Stored items from a collection:
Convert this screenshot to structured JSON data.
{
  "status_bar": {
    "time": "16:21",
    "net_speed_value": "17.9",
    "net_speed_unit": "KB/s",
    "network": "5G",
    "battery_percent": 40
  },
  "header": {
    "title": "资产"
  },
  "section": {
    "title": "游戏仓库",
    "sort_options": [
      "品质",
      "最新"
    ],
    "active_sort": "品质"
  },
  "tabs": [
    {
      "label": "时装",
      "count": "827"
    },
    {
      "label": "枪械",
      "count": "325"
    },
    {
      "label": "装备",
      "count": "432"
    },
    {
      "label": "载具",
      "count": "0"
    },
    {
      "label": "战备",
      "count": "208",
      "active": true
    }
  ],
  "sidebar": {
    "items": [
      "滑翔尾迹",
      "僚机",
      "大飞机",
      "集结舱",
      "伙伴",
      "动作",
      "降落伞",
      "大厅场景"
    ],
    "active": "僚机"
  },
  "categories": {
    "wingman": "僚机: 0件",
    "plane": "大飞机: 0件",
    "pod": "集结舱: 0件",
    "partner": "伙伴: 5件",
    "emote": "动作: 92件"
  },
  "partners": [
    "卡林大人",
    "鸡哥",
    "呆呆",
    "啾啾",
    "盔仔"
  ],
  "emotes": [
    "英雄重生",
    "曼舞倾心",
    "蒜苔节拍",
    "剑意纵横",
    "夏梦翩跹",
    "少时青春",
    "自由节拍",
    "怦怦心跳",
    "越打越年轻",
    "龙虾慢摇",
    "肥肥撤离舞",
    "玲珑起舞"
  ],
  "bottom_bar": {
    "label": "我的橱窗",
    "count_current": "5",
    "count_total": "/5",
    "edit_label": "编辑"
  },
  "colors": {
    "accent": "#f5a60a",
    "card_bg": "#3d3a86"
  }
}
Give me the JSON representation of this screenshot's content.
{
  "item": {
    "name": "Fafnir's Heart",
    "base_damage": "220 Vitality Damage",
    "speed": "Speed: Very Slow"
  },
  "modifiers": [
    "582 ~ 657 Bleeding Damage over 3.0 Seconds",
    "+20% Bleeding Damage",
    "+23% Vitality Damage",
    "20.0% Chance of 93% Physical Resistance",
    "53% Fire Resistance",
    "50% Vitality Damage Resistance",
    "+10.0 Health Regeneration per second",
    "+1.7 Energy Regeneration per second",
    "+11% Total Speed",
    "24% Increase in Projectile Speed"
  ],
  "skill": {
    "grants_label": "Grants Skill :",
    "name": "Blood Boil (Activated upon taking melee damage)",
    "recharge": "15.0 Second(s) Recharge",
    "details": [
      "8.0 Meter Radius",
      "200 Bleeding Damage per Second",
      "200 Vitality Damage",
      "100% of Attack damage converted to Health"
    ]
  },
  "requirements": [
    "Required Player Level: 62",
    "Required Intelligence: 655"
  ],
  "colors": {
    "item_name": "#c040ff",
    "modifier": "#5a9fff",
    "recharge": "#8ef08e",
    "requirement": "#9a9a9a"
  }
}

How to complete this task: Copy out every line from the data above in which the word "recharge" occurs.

Result:
    "recharge": "15.0 Second(s) Recharge",
    "recharge": "#8ef08e",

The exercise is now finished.